## WORK ORDER
Nothing is to be altered. Print each record in full.

## EXERCISE INPUT

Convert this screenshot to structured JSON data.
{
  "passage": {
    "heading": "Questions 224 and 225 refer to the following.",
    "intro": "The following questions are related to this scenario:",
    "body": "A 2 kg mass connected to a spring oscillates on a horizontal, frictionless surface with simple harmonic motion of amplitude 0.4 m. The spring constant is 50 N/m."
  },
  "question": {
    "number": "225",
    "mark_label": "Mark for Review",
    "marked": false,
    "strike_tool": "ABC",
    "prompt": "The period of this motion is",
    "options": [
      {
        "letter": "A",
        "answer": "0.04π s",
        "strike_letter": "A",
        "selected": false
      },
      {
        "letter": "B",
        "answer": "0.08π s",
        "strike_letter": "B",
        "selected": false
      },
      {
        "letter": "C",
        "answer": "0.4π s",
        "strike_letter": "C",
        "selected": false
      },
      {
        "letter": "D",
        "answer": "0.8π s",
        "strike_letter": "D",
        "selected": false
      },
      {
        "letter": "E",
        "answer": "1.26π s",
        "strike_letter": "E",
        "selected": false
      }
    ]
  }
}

## TASK RESPONSE
Convert this screenshot to structured JSON data.
{
  "passage": {
    "heading": "Questions 224 and 225 refer to the following.",
    "intro": "The following questions are related to this scenario:",
    "body": "A 2 kg mass connected to a spring oscillates on a horizontal, frictionless surface with simple harmonic motion of amplitude 0.4 m. The spring constant is 50 N/m."
  },
  "question": {
    "number": "225",
    "mark_label": "Mark for Review",
    "marked": false,
    "strike_tool": "ABC",
    "prompt": "The period of this motion is",
    "options": [
      {
        "letter": "A",
        "answer": "0.04π s",
        "strike_letter": "A",
        "selected": false
      },
      {
        "letter": "B",
        "answer": "0.08π s",
        "strike_letter": "B",
        "selected": false
      },
      {
        "letter": "C",
        "answer": "0.4π s",
        "strike_letter": "C",
        "selected": false
      },
      {
        "letter": "D",
        "answer": "0.8π s",
        "strike_letter": "D",
        "selected": false
      },
      {
        "letter": "E",
        "answer": "1.26π s",
        "strike_letter": "E",
        "selected": false
      }
    ]
  }
}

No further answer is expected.